A new breast cancer study presented at the American Association for Cancer Research's 9th Annual International Conference on Frontiers in Cancer Prevention Research examined the relationship between smoking and mortality in nearly 2,300 women diagnosed with breast cancer between the years 1997 and 2000. The breast cancer researchers assessed death from breast cancer and death from non-breast cancer causes in addition to differences in other characteristics. After 9 years of follow up, the breast cancer researchers reported that
Current or past smokers had a 39% higher rate of death from breast cancer compared to women who never smoked.
Current or past smokers also were two times as likely to die from non-breast cancer causes compared to women who never smoked.
The negative effect of smoking on breast cancer survival was greater in women with HER2-negative breast cancer (61% greater risk) and in postmenopausal women (47% greater risk).
This new breast cancer study continues to show us the negative health consequences of smoking tobacco. While previous studies have clearly shown that smoking can increase a person's odds of getting breast cancer, this new study shows that smokers who do develop breast cancer are at a much higher risk for dying from breast cancer as well as from other non-breast cancer causes. This clearly suggests that quitting smoking should be an important part of the breast cancer survival strategy of breast cancer patients who smoke. In addition to the numerous other health benefits linked with giving up smoking, the results of this study indicate that quitting will improve a breast cancer patients chances of long-term survival.
Study Reference: Braithwaite D, et al. Smoking and survival after breast cancer diagnosis: role of molecular subtype, body mass index, and menopausal status.
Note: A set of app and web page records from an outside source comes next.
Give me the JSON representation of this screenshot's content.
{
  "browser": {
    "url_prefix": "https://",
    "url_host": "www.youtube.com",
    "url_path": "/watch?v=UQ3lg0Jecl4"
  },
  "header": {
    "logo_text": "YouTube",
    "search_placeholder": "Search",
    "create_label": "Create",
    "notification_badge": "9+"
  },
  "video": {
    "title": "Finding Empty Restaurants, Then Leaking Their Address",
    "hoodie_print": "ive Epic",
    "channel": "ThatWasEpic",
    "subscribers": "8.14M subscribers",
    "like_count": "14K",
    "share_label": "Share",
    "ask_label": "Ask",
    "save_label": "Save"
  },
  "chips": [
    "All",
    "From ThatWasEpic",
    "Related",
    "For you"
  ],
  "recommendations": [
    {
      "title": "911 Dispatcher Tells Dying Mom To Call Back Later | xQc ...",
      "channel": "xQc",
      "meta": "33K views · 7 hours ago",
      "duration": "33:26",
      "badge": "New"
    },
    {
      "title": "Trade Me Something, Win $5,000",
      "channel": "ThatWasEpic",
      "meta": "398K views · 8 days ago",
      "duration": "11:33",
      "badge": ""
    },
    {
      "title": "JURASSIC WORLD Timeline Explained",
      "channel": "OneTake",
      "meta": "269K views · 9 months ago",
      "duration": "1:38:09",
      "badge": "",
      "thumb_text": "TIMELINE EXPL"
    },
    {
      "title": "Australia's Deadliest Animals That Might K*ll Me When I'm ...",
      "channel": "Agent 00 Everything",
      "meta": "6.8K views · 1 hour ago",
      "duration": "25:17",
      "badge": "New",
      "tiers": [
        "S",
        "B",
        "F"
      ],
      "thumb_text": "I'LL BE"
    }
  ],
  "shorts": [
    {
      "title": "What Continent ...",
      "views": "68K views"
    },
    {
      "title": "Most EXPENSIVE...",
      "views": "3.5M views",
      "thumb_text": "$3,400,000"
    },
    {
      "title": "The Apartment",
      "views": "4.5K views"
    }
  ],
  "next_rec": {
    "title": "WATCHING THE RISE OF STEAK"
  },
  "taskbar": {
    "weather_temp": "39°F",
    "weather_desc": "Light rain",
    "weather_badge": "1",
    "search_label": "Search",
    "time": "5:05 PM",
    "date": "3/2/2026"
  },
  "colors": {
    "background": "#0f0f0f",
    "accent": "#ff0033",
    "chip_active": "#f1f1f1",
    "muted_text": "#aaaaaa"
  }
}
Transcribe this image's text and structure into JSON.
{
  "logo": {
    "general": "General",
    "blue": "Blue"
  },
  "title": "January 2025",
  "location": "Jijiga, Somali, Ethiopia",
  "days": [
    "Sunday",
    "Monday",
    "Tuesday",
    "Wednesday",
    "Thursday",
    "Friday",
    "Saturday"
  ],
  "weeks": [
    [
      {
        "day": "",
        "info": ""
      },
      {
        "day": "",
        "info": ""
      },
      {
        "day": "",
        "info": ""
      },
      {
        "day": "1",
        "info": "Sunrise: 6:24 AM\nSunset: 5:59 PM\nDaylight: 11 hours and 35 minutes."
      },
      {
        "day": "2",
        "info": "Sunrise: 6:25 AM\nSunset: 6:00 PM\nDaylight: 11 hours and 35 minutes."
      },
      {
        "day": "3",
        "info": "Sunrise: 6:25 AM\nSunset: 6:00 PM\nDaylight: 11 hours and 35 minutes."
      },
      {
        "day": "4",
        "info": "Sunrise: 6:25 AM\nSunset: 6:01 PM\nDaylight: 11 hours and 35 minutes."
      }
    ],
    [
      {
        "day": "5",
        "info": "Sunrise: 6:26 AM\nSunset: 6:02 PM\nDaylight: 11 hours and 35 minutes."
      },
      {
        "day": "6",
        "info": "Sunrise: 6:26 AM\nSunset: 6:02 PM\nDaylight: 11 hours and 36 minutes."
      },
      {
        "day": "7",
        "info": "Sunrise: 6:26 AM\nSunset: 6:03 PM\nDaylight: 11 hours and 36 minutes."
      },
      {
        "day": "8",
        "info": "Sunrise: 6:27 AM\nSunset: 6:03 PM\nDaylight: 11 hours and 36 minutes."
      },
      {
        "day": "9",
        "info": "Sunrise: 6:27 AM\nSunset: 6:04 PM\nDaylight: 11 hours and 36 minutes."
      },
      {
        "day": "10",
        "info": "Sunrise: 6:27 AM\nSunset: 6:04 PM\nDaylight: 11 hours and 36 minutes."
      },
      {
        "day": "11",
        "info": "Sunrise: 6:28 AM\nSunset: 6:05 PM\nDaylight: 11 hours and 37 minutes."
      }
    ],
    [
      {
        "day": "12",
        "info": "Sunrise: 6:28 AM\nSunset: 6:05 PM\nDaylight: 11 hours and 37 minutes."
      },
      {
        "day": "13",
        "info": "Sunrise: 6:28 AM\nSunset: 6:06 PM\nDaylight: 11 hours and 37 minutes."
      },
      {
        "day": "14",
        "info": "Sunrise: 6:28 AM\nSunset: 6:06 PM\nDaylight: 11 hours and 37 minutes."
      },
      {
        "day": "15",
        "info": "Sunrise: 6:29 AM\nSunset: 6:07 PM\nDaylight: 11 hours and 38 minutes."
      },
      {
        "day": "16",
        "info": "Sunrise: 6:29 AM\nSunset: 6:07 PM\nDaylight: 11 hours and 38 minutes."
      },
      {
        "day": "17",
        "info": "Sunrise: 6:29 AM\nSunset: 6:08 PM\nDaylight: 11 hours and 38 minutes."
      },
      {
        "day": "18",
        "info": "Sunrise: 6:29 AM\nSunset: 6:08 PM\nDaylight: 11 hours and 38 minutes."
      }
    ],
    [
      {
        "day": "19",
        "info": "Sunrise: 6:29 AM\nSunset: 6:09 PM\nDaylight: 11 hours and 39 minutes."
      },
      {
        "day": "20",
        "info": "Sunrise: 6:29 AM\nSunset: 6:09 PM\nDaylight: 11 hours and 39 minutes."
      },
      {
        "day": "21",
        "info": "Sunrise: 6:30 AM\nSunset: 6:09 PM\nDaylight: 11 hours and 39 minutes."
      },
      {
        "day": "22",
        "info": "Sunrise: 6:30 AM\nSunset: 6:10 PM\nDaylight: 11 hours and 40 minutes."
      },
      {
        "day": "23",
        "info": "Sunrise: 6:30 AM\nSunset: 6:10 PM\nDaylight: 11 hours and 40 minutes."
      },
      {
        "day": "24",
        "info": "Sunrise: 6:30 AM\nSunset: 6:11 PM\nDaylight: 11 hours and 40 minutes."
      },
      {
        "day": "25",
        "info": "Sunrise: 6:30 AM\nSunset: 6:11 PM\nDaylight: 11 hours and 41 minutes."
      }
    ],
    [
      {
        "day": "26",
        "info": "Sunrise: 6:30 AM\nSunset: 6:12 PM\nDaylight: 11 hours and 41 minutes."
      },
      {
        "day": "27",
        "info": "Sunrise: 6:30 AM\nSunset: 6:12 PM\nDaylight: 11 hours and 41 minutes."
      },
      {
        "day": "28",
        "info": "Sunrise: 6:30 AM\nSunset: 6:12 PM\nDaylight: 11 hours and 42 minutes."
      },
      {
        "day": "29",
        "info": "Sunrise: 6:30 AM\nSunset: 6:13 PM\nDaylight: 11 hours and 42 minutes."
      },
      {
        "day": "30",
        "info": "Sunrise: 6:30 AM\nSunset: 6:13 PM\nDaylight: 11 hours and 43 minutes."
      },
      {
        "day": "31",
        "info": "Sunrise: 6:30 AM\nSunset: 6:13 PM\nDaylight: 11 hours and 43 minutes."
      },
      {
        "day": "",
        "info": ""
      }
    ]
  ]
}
AACR 9th Annual International Conference on Frontiers in Cancer Prevention Research, November 7-10, 2010, Philadelphia, PA. Poster Session B, Abstract B88.